__Prompt__.
I need each line of the entries below that includes the string "selected".

__Materials provided__.
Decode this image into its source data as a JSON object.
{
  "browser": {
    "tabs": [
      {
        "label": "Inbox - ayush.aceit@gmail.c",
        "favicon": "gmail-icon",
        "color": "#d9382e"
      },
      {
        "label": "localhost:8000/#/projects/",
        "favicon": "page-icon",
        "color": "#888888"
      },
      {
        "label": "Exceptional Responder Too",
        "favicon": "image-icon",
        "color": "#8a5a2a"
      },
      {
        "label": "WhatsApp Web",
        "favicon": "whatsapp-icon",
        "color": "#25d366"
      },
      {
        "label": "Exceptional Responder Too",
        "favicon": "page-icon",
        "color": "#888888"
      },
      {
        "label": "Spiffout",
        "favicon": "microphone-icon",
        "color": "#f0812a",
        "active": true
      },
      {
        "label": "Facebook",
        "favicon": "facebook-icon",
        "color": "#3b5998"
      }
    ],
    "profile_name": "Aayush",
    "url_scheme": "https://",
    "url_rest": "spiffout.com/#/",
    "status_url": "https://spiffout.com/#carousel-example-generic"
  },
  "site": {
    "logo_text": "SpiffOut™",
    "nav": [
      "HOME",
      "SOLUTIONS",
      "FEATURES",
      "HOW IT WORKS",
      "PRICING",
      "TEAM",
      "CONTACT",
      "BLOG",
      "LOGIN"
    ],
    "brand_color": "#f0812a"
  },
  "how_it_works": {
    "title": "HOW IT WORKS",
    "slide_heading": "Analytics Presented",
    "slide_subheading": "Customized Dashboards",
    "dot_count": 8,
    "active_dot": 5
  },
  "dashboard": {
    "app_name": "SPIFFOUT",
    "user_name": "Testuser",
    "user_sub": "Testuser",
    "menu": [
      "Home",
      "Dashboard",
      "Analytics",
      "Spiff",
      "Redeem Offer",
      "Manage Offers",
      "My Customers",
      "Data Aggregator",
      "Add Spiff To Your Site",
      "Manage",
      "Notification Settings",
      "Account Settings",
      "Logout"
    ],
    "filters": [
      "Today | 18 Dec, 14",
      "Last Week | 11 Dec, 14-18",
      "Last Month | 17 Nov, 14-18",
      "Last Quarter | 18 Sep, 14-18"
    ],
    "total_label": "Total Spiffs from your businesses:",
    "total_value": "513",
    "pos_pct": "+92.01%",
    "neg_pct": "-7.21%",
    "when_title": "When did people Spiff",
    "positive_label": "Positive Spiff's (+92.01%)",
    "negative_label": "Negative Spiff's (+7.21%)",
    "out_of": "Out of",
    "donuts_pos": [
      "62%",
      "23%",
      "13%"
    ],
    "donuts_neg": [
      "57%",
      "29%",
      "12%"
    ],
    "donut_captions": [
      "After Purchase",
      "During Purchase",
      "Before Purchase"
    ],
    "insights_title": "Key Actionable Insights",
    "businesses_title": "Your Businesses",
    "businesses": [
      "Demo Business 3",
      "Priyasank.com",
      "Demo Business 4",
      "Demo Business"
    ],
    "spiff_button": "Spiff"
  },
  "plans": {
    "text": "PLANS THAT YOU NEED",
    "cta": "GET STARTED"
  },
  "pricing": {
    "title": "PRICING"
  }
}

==

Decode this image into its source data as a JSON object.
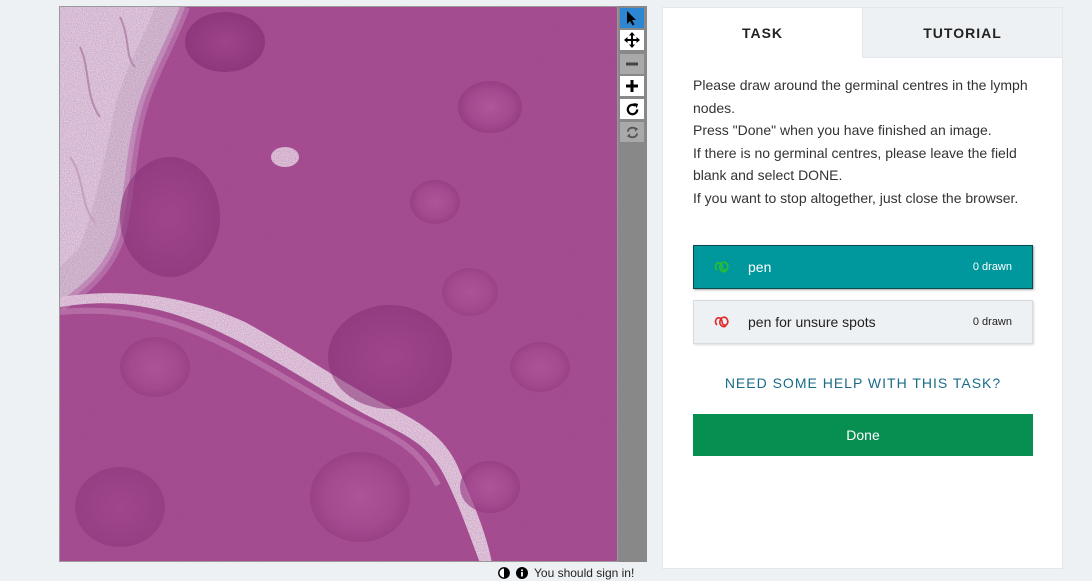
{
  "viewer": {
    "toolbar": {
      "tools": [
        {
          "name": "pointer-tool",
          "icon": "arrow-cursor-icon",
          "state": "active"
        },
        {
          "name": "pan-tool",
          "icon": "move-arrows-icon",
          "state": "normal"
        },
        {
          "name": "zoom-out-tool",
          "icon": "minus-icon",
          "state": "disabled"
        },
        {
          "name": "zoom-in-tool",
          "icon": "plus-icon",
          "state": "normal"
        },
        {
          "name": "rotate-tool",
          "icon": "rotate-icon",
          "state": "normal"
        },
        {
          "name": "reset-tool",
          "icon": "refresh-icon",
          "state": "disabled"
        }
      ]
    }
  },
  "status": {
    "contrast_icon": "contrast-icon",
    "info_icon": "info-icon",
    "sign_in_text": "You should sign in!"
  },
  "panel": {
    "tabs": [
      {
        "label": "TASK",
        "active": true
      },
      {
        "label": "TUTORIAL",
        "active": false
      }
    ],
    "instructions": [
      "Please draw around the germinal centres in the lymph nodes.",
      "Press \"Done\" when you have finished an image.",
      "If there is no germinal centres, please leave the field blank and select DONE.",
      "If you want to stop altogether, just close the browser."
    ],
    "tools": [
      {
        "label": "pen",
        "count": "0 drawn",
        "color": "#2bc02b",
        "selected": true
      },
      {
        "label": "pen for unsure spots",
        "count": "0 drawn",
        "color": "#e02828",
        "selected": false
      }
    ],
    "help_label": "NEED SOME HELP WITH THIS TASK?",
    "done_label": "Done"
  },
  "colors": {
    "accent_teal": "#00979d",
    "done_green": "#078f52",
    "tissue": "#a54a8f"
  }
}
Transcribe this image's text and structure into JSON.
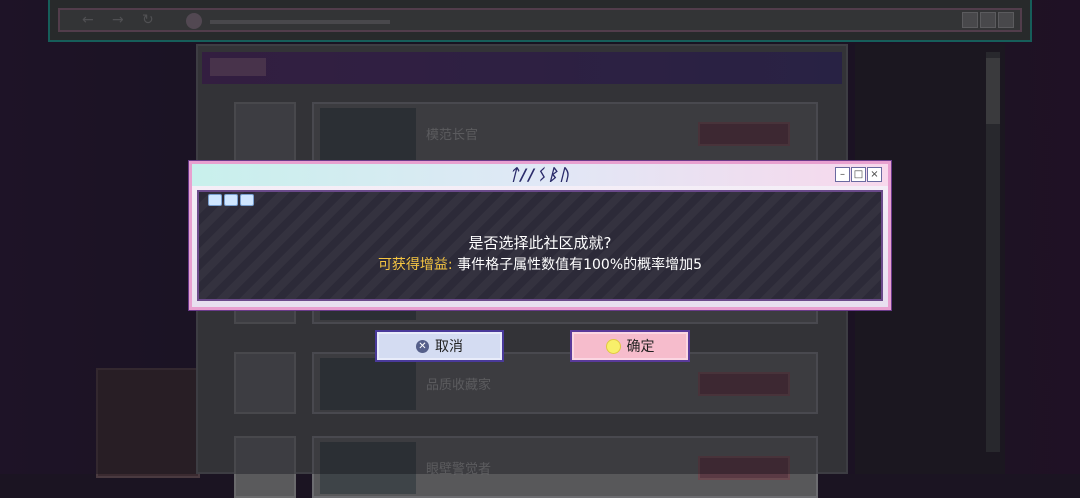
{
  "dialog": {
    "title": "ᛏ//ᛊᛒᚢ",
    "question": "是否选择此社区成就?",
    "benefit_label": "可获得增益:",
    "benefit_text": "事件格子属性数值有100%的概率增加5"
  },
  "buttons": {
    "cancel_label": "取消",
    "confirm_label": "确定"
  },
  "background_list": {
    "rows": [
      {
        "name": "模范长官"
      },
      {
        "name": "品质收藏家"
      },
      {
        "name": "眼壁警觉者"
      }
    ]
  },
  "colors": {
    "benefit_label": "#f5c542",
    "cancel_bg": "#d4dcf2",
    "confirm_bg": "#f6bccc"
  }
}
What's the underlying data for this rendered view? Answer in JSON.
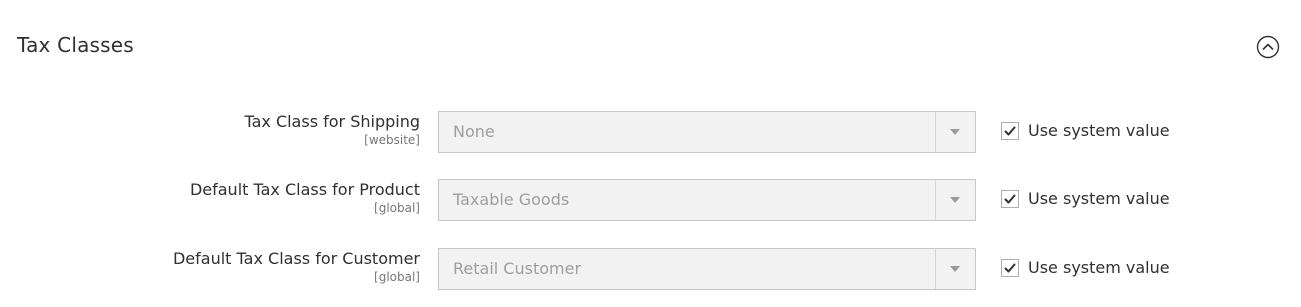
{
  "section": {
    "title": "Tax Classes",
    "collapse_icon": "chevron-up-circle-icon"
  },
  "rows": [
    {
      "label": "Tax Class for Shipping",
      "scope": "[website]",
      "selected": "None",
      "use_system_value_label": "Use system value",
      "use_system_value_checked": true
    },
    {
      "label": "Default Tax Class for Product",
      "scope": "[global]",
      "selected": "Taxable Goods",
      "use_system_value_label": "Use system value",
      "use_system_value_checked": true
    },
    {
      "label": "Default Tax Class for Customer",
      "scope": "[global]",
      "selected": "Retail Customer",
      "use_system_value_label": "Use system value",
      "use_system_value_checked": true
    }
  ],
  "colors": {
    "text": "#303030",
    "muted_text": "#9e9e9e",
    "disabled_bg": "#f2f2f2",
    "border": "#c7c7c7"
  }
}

__Your solution__.
        "selected": true
        "selected": false
      "selected": "None",
      "selected": "Taxable Goods",
      "selected": "Retail Customer",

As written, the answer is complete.